Please copy every line of the data in which the string "true" appears.

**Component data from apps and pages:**
***
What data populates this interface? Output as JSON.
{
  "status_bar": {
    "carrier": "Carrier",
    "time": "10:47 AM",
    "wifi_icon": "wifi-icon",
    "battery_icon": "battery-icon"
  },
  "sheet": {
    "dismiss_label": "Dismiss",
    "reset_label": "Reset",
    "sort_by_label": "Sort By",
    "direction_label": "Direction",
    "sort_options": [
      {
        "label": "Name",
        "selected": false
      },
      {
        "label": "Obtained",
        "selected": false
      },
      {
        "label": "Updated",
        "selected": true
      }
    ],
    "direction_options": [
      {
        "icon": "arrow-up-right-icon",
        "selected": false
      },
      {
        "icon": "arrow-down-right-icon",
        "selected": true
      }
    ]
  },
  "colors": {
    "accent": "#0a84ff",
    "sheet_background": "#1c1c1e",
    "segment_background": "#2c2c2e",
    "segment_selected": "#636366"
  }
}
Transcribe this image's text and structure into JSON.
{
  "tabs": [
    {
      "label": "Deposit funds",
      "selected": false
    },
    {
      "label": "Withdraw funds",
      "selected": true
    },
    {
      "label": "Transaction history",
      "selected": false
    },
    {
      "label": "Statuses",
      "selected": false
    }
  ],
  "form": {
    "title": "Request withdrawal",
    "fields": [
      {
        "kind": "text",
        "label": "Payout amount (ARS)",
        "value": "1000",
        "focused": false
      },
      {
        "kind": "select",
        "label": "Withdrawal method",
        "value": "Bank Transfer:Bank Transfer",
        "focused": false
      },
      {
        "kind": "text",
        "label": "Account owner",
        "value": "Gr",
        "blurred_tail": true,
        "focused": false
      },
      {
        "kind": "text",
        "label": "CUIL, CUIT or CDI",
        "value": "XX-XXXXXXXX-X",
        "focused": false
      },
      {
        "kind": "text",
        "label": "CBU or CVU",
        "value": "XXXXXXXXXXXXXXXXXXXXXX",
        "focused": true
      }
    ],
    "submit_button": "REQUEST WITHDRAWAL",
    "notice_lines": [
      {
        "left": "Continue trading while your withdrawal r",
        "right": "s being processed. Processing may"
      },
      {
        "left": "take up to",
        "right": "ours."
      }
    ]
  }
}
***
**Task response:**
        "selected": true
        "selected": true
      "selected": true
        "blurred_tail": true,
        "focused": true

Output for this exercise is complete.